Race-Making, Race-Neutrality and Race-Consciousness
-- Research Focus 2012-2013
The production of racial categories, the classification of people within them, and the practical performance of those categories (subcultures, "styles," etc.) are complex processes. Racial distinctions link macro-level societal dynamics with micro-level ones. Thus demographic trends like discrimination and super-exploitation by race are connected to the production and inculcation of identity, as well as to the varieties of personal experience. The way we see ourselves and each other in racial terms is an outcome of the way local, national, and global social structures have been shaped by race and racism, both historically and in the present. Neighborhood, workplace, classroom, voting processes, media representation, ways of teaching and learning, and patterns of sickness and health, are all structured by race. Race-making is a continuous and comprehensive feature of everyday life and every social institution.
It is now common to claim that race is less salient than before in determining "life-chances" and identities, and such claims can be validated to some extent. In the aftermath of post-WWII racial reforms, decolonization, and major demographic shifts produced by migration, social policies and racial attitudes have become somewhat more inclusive, both in the United States and around the world. But are these changes profound or superficial? Both social stratification and cultural dynamics continue to operate along racial lines everywhere. "Race consciousness" continues to shape the allocation of resources; the deployment of political power; the organization of communities, interpersonal relationships, and the vicissitudes of personal identity. Race structures politics as well: the durability of race and ongoing reality of racism continue to inspire both movements for equality and social justice and efforts to reinforce inequality.
We encourage research that examines claims about race-neutrality ("colorblindness") versus race consciousness and their varied manifestations: in debates over assimilation, pluralism, multiculturalism, and racial democracy. This theme goes under a variety of headings around the world: racial "differentialism," multiculturalism, nonracialism, etc.
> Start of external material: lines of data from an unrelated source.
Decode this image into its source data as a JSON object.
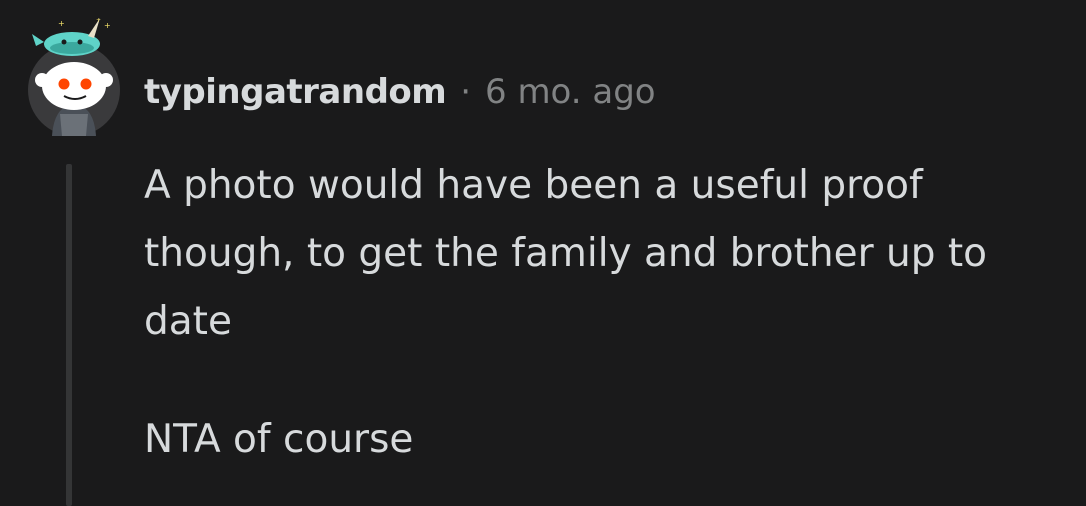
{
  "comment": {
    "username": "typingatrandom",
    "separator": "·",
    "timestamp": "6 mo. ago",
    "paragraphs": [
      "A photo would have been a useful proof though, to get the family and brother up to date",
      "NTA of course"
    ]
  },
  "colors": {
    "background": "#1a1a1b",
    "text": "#d7dadc",
    "meta": "#818384",
    "thread_line": "#343536",
    "avatar_accent": "#5fd3c8",
    "avatar_eye": "#ff4500"
  },
  "icons": {
    "avatar": "snoo-avatar-icon",
    "hat": "narwhal-hat-icon"
  }
}
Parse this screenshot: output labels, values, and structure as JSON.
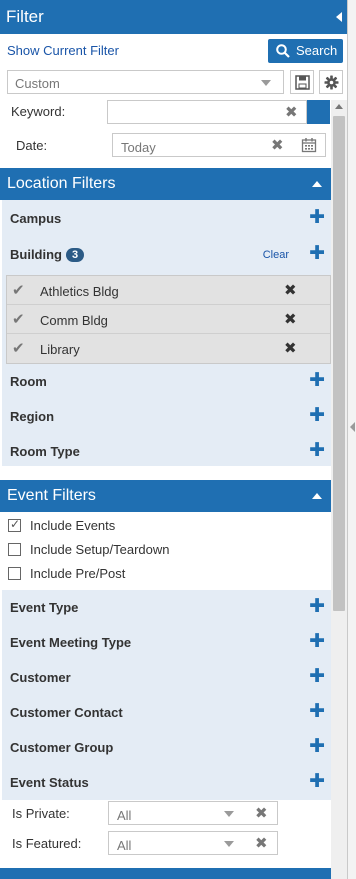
{
  "header": {
    "title": "Filter"
  },
  "top": {
    "show_filter_label": "Show Current Filter",
    "search_label": "Search",
    "preset_value": "Custom"
  },
  "fields": {
    "keyword_label": "Keyword:",
    "keyword_value": "",
    "date_label": "Date:",
    "date_value": "Today"
  },
  "location": {
    "title": "Location Filters",
    "campus": "Campus",
    "building": "Building",
    "building_count": "3",
    "clear_label": "Clear",
    "buildings": [
      "Athletics Bldg",
      "Comm Bldg",
      "Library"
    ],
    "room": "Room",
    "region": "Region",
    "room_type": "Room Type"
  },
  "event": {
    "title": "Event Filters",
    "checkboxes": [
      {
        "label": "Include Events",
        "checked": true
      },
      {
        "label": "Include Setup/Teardown",
        "checked": false
      },
      {
        "label": "Include Pre/Post",
        "checked": false
      }
    ],
    "rows": [
      "Event Type",
      "Event Meeting Type",
      "Customer",
      "Customer Contact",
      "Customer Group",
      "Event Status"
    ],
    "is_private_label": "Is Private:",
    "is_private_value": "All",
    "is_featured_label": "Is Featured:",
    "is_featured_value": "All"
  },
  "colors": {
    "accent": "#1f6fb2",
    "section_bg": "#e4ecf5",
    "selected_bg": "#e2e2e2"
  }
}
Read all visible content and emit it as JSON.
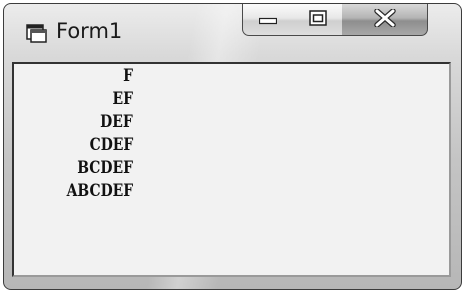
{
  "window": {
    "title": "Form1",
    "icon": "form-icon",
    "controls": {
      "minimize_icon": "minimize-icon",
      "maximize_icon": "maximize-icon",
      "close_icon": "close-icon",
      "close_label": "X"
    }
  },
  "client": {
    "lines": [
      "F",
      "EF",
      "DEF",
      "CDEF",
      "BCDEF",
      "ABCDEF"
    ]
  }
}
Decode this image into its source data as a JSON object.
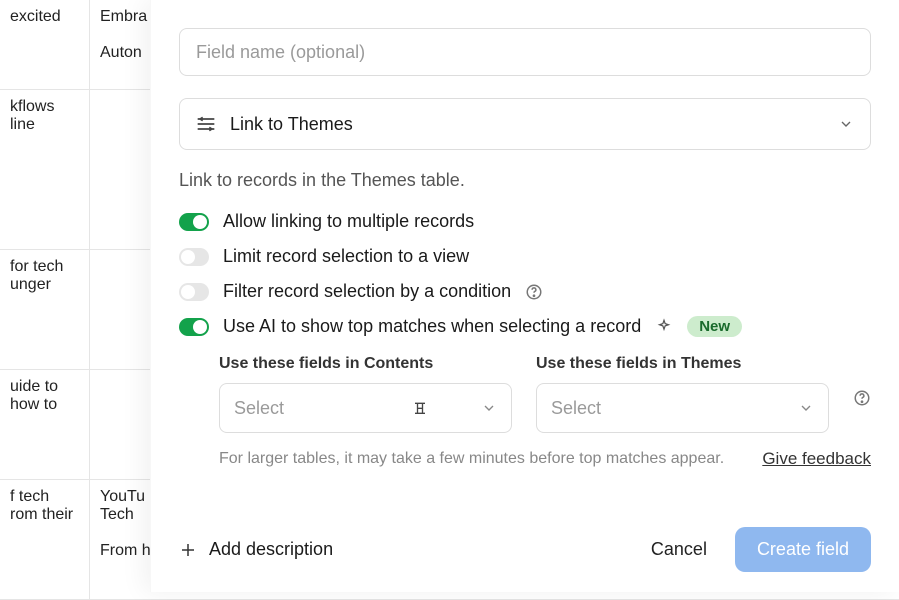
{
  "bg_rows": [
    {
      "c0": "excited",
      "c1": "Embra\n\nAuton"
    },
    {
      "c0": "kflows\nline",
      "c1": ""
    },
    {
      "c0": "for tech\nunger",
      "c1": ""
    },
    {
      "c0": "uide to\nhow to",
      "c1": ""
    },
    {
      "c0": "f tech\nrom their",
      "c1": "YouTu\nTech\n\nFrom humble beginnings ..."
    }
  ],
  "dialog": {
    "field_name_placeholder": "Field name (optional)",
    "type_label": "Link to Themes",
    "helper": "Link to records in the Themes table.",
    "toggles": {
      "allow_multiple": {
        "label": "Allow linking to multiple records",
        "on": true
      },
      "limit_view": {
        "label": "Limit record selection to a view",
        "on": false
      },
      "filter_cond": {
        "label": "Filter record selection by a condition",
        "on": false
      },
      "ai_top": {
        "label": "Use AI to show top matches when selecting a record",
        "on": true,
        "badge": "New"
      }
    },
    "ai": {
      "left_label": "Use these fields in Contents",
      "right_label": "Use these fields in Themes",
      "select_placeholder": "Select",
      "hint": "For larger tables, it may take a few minutes before top matches appear.",
      "feedback": "Give feedback"
    },
    "add_desc": "Add description",
    "cancel": "Cancel",
    "create": "Create field"
  }
}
Such matters as micro-macro linkages, popular cultural/mass media treatments of these issues, the potentialities and limits of race-neutrality, and the interaction of racial formation processes with racialized social structures will provide the parameters for our interests in this area.